┌─ AVAILABLE RECORDS

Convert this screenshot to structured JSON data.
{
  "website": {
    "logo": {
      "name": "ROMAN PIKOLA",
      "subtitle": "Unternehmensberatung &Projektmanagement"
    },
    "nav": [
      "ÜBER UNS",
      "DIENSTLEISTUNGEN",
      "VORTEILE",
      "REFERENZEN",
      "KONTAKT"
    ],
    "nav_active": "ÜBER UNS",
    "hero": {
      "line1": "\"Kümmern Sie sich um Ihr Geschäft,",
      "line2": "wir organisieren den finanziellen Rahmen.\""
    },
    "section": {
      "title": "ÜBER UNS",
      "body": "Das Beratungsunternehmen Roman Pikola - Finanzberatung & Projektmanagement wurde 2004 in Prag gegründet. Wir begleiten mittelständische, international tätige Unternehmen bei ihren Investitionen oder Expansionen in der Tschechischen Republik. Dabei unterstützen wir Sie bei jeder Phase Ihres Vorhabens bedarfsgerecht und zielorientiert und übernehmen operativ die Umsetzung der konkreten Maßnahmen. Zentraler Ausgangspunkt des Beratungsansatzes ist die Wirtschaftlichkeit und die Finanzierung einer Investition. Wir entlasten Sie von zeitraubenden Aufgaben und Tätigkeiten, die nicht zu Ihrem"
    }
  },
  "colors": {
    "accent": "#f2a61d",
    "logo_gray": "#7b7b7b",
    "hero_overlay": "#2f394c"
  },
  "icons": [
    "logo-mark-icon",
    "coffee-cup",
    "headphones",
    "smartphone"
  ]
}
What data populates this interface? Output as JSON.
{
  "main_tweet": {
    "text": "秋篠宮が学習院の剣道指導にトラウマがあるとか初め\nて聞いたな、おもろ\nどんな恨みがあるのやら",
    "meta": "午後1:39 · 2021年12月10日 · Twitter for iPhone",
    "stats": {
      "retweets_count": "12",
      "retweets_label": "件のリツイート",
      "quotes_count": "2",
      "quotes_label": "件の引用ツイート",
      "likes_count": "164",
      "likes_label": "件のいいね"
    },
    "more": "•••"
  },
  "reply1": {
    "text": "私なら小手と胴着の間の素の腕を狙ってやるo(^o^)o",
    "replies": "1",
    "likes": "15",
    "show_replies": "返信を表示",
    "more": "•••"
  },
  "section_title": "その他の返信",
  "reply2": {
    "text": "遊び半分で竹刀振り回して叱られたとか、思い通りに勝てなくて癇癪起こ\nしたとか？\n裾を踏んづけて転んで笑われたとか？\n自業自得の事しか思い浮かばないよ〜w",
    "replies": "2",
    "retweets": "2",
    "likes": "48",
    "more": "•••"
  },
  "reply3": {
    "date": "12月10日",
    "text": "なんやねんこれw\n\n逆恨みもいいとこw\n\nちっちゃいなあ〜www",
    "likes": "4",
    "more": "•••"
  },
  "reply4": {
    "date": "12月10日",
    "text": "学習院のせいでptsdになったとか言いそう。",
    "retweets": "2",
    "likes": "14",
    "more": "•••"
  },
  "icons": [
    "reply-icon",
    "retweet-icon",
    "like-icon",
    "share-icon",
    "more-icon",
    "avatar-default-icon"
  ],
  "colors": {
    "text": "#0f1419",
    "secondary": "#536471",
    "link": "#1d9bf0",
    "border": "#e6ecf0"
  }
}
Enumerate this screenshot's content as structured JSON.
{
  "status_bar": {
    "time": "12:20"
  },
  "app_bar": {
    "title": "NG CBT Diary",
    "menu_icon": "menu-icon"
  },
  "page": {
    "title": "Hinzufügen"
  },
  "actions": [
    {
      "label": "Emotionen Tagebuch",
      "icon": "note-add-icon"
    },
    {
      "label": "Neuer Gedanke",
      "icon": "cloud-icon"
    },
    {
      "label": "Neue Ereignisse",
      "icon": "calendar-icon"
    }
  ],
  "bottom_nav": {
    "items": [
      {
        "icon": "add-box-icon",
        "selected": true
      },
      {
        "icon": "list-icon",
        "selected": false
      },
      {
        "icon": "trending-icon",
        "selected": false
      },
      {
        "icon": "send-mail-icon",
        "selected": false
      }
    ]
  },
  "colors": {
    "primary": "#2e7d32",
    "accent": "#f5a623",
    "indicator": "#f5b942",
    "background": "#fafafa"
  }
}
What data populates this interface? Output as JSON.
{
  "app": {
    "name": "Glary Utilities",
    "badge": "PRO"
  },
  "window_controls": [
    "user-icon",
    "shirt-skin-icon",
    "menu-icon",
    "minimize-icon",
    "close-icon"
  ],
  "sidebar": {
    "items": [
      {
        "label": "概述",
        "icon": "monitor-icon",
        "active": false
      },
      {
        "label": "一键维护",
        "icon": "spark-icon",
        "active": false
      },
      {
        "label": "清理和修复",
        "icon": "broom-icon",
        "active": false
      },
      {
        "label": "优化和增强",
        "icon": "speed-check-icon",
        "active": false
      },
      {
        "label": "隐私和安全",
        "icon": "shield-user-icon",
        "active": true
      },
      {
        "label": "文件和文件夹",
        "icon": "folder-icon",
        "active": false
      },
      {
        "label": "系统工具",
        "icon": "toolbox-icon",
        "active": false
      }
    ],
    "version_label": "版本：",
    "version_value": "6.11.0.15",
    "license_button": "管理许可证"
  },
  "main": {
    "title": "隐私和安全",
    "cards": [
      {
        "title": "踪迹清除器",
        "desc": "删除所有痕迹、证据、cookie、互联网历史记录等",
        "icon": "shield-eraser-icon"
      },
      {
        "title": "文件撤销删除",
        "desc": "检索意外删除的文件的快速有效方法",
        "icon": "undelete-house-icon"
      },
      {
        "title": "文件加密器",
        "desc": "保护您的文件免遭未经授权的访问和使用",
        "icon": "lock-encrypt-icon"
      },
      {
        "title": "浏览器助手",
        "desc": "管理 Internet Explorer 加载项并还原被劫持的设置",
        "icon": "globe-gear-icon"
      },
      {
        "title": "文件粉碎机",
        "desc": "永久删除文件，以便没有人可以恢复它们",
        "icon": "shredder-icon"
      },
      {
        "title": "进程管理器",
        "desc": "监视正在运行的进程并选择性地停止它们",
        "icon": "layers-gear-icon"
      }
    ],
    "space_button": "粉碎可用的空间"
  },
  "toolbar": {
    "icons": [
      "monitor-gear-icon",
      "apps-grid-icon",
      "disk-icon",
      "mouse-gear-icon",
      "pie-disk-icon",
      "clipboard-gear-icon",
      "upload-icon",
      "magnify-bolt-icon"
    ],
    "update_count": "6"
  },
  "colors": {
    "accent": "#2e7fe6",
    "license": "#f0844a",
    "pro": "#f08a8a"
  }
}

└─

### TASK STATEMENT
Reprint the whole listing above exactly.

### SOLUTION
Convert this screenshot to structured JSON data.
{
  "website": {
    "logo": {
      "name": "ROMAN PIKOLA",
      "subtitle": "Unternehmensberatung &Projektmanagement"
    },
    "nav": [
      "ÜBER UNS",
      "DIENSTLEISTUNGEN",
      "VORTEILE",
      "REFERENZEN",
      "KONTAKT"
    ],
    "nav_active": "ÜBER UNS",
    "hero": {
      "line1": "\"Kümmern Sie sich um Ihr Geschäft,",
      "line2": "wir organisieren den finanziellen Rahmen.\""
    },
    "section": {
      "title": "ÜBER UNS",
      "body": "Das Beratungsunternehmen Roman Pikola - Finanzberatung & Projektmanagement wurde 2004 in Prag gegründet. Wir begleiten mittelständische, international tätige Unternehmen bei ihren Investitionen oder Expansionen in der Tschechischen Republik. Dabei unterstützen wir Sie bei jeder Phase Ihres Vorhabens bedarfsgerecht und zielorientiert und übernehmen operativ die Umsetzung der konkreten Maßnahmen. Zentraler Ausgangspunkt des Beratungsansatzes ist die Wirtschaftlichkeit und die Finanzierung einer Investition. Wir entlasten Sie von zeitraubenden Aufgaben und Tätigkeiten, die nicht zu Ihrem"
    }
  },
  "colors": {
    "accent": "#f2a61d",
    "logo_gray": "#7b7b7b",
    "hero_overlay": "#2f394c"
  },
  "icons": [
    "logo-mark-icon",
    "coffee-cup",
    "headphones",
    "smartphone"
  ]
}
What data populates this interface? Output as JSON.
{
  "main_tweet": {
    "text": "秋篠宮が学習院の剣道指導にトラウマがあるとか初め\nて聞いたな、おもろ\nどんな恨みがあるのやら",
    "meta": "午後1:39 · 2021年12月10日 · Twitter for iPhone",
    "stats": {
      "retweets_count": "12",
      "retweets_label": "件のリツイート",
      "quotes_count": "2",
      "quotes_label": "件の引用ツイート",
      "likes_count": "164",
      "likes_label": "件のいいね"
    },
    "more": "•••"
  },
  "reply1": {
    "text": "私なら小手と胴着の間の素の腕を狙ってやるo(^o^)o",
    "replies": "1",
    "likes": "15",
    "show_replies": "返信を表示",
    "more": "•••"
  },
  "section_title": "その他の返信",
  "reply2": {
    "text": "遊び半分で竹刀振り回して叱られたとか、思い通りに勝てなくて癇癪起こ\nしたとか？\n裾を踏んづけて転んで笑われたとか？\n自業自得の事しか思い浮かばないよ〜w",
    "replies": "2",
    "retweets": "2",
    "likes": "48",
    "more": "•••"
  },
  "reply3": {
    "date": "12月10日",
    "text": "なんやねんこれw\n\n逆恨みもいいとこw\n\nちっちゃいなあ〜www",
    "likes": "4",
    "more": "•••"
  },
  "reply4": {
    "date": "12月10日",
    "text": "学習院のせいでptsdになったとか言いそう。",
    "retweets": "2",
    "likes": "14",
    "more": "•••"
  },
  "icons": [
    "reply-icon",
    "retweet-icon",
    "like-icon",
    "share-icon",
    "more-icon",
    "avatar-default-icon"
  ],
  "colors": {
    "text": "#0f1419",
    "secondary": "#536471",
    "link": "#1d9bf0",
    "border": "#e6ecf0"
  }
}
Enumerate this screenshot's content as structured JSON.
{
  "status_bar": {
    "time": "12:20"
  },
  "app_bar": {
    "title": "NG CBT Diary",
    "menu_icon": "menu-icon"
  },
  "page": {
    "title": "Hinzufügen"
  },
  "actions": [
    {
      "label": "Emotionen Tagebuch",
      "icon": "note-add-icon"
    },
    {
      "label": "Neuer Gedanke",
      "icon": "cloud-icon"
    },
    {
      "label": "Neue Ereignisse",
      "icon": "calendar-icon"
    }
  ],
  "bottom_nav": {
    "items": [
      {
        "icon": "add-box-icon",
        "selected": true
      },
      {
        "icon": "list-icon",
        "selected": false
      },
      {
        "icon": "trending-icon",
        "selected": false
      },
      {
        "icon": "send-mail-icon",
        "selected": false
      }
    ]
  },
  "colors": {
    "primary": "#2e7d32",
    "accent": "#f5a623",
    "indicator": "#f5b942",
    "background": "#fafafa"
  }
}
What data populates this interface? Output as JSON.
{
  "app": {
    "name": "Glary Utilities",
    "badge": "PRO"
  },
  "window_controls": [
    "user-icon",
    "shirt-skin-icon",
    "menu-icon",
    "minimize-icon",
    "close-icon"
  ],
  "sidebar": {
    "items": [
      {
        "label": "概述",
        "icon": "monitor-icon",
        "active": false
      },
      {
        "label": "一键维护",
        "icon": "spark-icon",
        "active": false
      },
      {
        "label": "清理和修复",
        "icon": "broom-icon",
        "active": false
      },
      {
        "label": "优化和增强",
        "icon": "speed-check-icon",
        "active": false
      },
      {
        "label": "隐私和安全",
        "icon": "shield-user-icon",
        "active": true
      },
      {
        "label": "文件和文件夹",
        "icon": "folder-icon",
        "active": false
      },
      {
        "label": "系统工具",
        "icon": "toolbox-icon",
        "active": false
      }
    ],
    "version_label": "版本：",
    "version_value": "6.11.0.15",
    "license_button": "管理许可证"
  },
  "main": {
    "title": "隐私和安全",
    "cards": [
      {
        "title": "踪迹清除器",
        "desc": "删除所有痕迹、证据、cookie、互联网历史记录等",
        "icon": "shield-eraser-icon"
      },
      {
        "title": "文件撤销删除",
        "desc": "检索意外删除的文件的快速有效方法",
        "icon": "undelete-house-icon"
      },
      {
        "title": "文件加密器",
        "desc": "保护您的文件免遭未经授权的访问和使用",
        "icon": "lock-encrypt-icon"
      },
      {
        "title": "浏览器助手",
        "desc": "管理 Internet Explorer 加载项并还原被劫持的设置",
        "icon": "globe-gear-icon"
      },
      {
        "title": "文件粉碎机",
        "desc": "永久删除文件，以便没有人可以恢复它们",
        "icon": "shredder-icon"
      },
      {
        "title": "进程管理器",
        "desc": "监视正在运行的进程并选择性地停止它们",
        "icon": "layers-gear-icon"
      }
    ],
    "space_button": "粉碎可用的空间"
  },
  "toolbar": {
    "icons": [
      "monitor-gear-icon",
      "apps-grid-icon",
      "disk-icon",
      "mouse-gear-icon",
      "pie-disk-icon",
      "clipboard-gear-icon",
      "upload-icon",
      "magnify-bolt-icon"
    ],
    "update_count": "6"
  },
  "colors": {
    "accent": "#2e7fe6",
    "license": "#f0844a",
    "pro": "#f08a8a"
  }
}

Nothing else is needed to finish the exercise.